Some of the golden state varietal wines– specifically the “far better” vintages from years where climatic conditions were outstanding– age remarkably well or perhaps benefit from growing old. However, it’s perfectly fine to drink California wines without waiting for them to “come around.” This is true for the vast majority of wines from the Golden State.
Generally speaking, California red wines age much better than California whites. The following describes how well the six major California varietal wines hold up with time:
- Cabernet Sauvignon: Cabernet Sauvignon and also Cabernet blends are definitely California’s longest-lived wines, by a wide margin. Even many California Cabernets from the 1940s, 1950s, and 1960s are mostly still great to drink. But of course, not every California Cabernet will age well; only certain wines from the better vintages can stand the test of time.
- Zinfandel: Red Zinfandels definitely age well; many 30-year-old Zinfandels are delicious. But Zinfandel does lose its characteristic berry-like flavor with time and in fact comes to resemble Cabernet Sauvignon. If you like the preference of young Zinfandel, you should most likely drink your Zinfandels within 15 years.
- Red wine: Few America Merlots have actually been about long; before 1985, most winemakers used Merlot mainly as a blending wine. Generally, California Merlots are ready to drink sooner compared to California Cabernets; they’re often softer, fruitier, as well as less tannic than Cabernets. Some believe that the majority of Merlots will certainly not age as long as Cabernets and go to their ideal within the first 12 to 15 years.
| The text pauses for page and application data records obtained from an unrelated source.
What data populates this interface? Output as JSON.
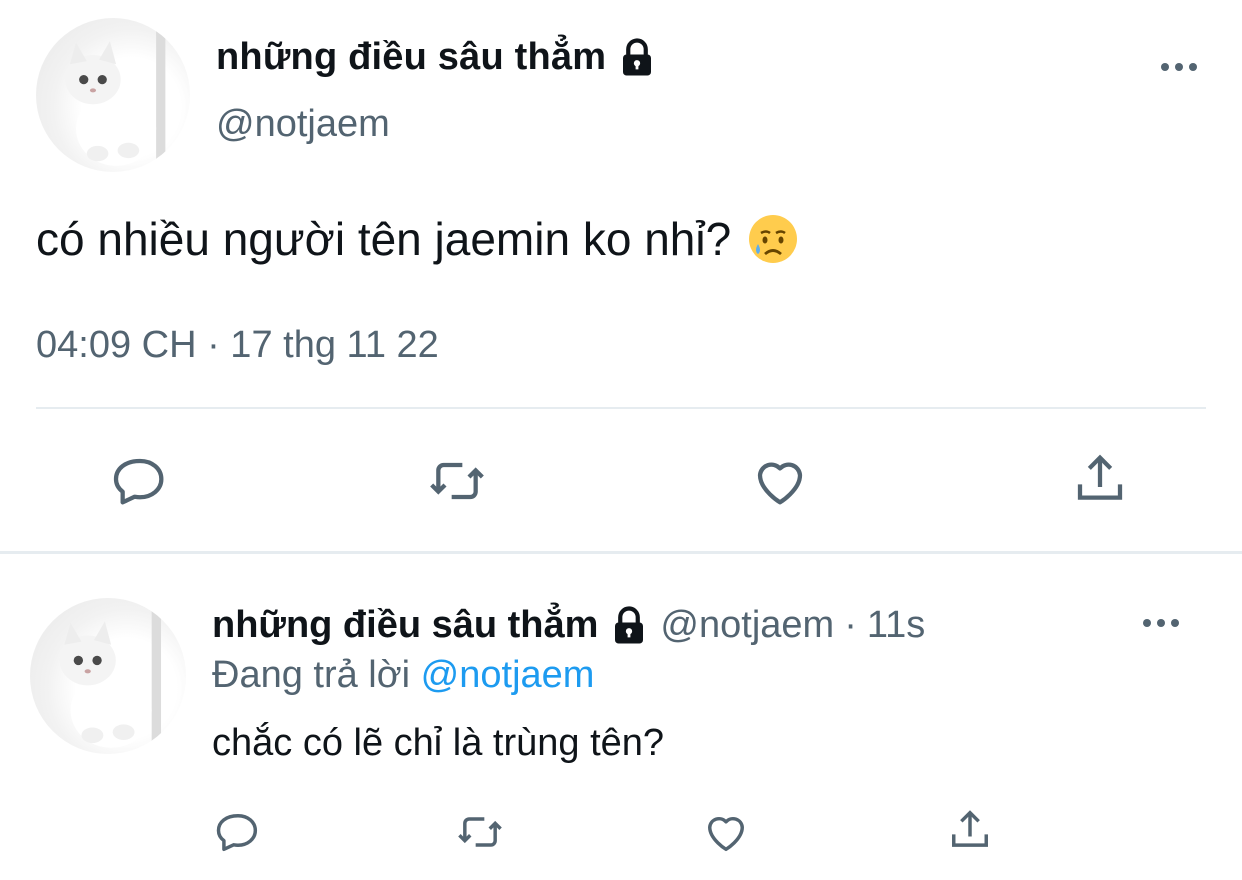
{
  "main_tweet": {
    "display_name": "những điều sâu thẳm",
    "handle": "@notjaem",
    "text": "có nhiều người tên jaemin ko nhỉ?",
    "emoji_icon": "sad-relieved-face-emoji",
    "timestamp": "04:09 CH · 17 thg 11 22",
    "actions": [
      "reply-icon",
      "retweet-icon",
      "like-icon",
      "share-icon"
    ]
  },
  "reply_tweet": {
    "display_name": "những điều sâu thẳm",
    "handle": "@notjaem",
    "separator": "·",
    "time": "11s",
    "replying_prefix": "Đang trả lời",
    "replying_to": "@notjaem",
    "text": "chắc có lẽ chỉ là trùng tên?",
    "actions": [
      "reply-icon",
      "retweet-icon",
      "like-icon",
      "share-icon"
    ]
  },
  "colors": {
    "text": "#0f1419",
    "secondary": "#536471",
    "link": "#1d9bf0",
    "divider": "#e6ecf0"
  }
}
- Pinot Noir: Generally speaking, Pinot Noir wines from a fairly low-tannin variety don’t age as long as Cabernet Sauvignons. To be on the safe side, you could prefer to drink California Pinots that are less than 10 years aged to ensure that all the wonderful, fresh aromas and flavors inherent in this variety are still at their peak.
- Chardonnay: A few of the very best California Chardonnays can age and even improve with up to 15 years of aging– the likes of Hanzell, Long Vineyards, Mount Eden, Matanzas Creek, and Stony Hill, for instance. Yet generally speaking, California Chardonnays more than 10 years old can be disappointing. Consequently, you may desire to drink Chardonnays within 10 years of the vintage– with the exception of those couple of Chardonnays that have a proven track record for aging.
- Sauvignon Blanc: California Sauvignon Blancs essentially are best when they’re young and fresh; most will not age well or improve after 5 or 6 years. Of course, there are exceptions: Robert Mondavi’s very limited-production “I-Block” To Kalon Vineyard Fuma Blanc– from a vineyard planted in 1945, the oldest Sauvignon Blanc vineyard in the U.S.– could most likely age for decades. Mayacamas Vineyards likewise makes a long-lived Sauvignon Blanc.